EXTRACTED DATA:
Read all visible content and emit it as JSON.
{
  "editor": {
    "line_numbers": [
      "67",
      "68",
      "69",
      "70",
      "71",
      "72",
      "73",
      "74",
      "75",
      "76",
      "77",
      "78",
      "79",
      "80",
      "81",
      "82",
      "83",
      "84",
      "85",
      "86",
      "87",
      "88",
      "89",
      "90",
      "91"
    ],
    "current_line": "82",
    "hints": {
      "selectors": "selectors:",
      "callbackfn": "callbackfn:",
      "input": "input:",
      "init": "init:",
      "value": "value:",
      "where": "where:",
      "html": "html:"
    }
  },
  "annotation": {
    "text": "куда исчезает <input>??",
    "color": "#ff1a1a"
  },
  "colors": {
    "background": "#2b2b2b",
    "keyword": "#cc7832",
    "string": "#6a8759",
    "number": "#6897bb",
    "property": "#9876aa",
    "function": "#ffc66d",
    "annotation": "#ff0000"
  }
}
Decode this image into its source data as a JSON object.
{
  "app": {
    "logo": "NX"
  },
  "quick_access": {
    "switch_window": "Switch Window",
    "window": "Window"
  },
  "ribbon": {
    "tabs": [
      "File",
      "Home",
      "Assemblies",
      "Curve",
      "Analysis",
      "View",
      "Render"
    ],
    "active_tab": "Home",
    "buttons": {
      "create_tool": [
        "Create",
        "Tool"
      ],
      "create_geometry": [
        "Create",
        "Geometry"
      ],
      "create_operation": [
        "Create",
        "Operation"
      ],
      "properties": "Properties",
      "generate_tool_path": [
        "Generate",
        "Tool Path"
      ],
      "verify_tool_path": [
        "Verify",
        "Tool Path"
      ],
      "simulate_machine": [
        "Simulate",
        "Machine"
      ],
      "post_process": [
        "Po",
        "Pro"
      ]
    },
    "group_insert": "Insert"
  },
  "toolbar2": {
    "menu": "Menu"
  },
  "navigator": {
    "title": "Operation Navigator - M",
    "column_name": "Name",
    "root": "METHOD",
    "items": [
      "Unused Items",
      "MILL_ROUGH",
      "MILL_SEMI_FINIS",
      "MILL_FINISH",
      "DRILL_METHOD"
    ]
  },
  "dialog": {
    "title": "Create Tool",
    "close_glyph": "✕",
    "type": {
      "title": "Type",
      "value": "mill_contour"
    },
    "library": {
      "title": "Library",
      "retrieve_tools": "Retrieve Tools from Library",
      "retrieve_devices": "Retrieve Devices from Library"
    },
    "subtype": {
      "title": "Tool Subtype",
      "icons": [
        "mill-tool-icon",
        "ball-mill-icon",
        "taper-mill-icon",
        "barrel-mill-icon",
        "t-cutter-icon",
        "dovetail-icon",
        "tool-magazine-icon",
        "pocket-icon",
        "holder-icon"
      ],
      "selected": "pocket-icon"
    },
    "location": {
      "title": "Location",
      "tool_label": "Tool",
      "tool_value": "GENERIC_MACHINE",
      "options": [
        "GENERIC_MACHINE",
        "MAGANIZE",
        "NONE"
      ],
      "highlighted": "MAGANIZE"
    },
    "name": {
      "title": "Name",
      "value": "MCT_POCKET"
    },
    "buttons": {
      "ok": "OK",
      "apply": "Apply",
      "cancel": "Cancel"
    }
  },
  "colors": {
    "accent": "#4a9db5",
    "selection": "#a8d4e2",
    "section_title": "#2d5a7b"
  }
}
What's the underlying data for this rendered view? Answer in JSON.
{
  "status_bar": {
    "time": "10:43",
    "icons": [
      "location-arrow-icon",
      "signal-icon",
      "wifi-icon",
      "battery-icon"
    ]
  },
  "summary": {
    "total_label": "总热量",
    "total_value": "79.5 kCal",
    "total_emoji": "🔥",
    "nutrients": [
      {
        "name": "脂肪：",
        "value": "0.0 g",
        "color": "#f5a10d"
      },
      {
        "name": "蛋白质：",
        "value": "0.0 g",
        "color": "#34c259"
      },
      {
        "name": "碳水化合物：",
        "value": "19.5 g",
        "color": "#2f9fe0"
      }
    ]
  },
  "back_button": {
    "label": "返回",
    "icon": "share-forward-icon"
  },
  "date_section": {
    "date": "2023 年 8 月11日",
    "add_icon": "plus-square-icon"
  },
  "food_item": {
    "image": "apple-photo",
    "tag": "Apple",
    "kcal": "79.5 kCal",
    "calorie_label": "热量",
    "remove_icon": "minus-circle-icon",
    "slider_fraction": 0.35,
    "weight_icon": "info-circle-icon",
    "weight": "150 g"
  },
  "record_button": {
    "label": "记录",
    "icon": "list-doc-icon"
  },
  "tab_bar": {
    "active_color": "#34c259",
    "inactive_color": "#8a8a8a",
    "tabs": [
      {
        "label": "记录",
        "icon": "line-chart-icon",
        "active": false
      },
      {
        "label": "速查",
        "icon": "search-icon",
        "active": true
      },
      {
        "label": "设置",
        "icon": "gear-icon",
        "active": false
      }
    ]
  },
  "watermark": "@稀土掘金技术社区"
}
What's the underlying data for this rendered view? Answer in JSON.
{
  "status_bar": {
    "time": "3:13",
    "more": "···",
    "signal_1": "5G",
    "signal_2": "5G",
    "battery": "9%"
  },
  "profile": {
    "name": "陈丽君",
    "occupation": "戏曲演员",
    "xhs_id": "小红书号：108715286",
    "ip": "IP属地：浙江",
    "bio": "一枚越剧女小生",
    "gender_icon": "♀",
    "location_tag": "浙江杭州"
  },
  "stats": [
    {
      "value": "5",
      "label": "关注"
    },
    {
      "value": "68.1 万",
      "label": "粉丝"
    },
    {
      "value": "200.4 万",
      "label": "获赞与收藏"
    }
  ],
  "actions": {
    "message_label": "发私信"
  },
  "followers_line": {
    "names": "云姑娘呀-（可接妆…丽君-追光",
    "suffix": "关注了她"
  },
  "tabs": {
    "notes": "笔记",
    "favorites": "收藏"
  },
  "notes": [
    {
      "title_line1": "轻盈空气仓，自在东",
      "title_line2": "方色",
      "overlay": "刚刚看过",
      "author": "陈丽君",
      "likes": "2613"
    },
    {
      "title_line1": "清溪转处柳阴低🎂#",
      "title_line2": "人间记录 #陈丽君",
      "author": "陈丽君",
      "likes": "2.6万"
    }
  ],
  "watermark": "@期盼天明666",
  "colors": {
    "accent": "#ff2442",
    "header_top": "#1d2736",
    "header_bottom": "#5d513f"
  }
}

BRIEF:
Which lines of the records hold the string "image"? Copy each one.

RESPONSE TO THE TASK:
Decode this image into its source data as a JSON object.
    "image": "apple-photo",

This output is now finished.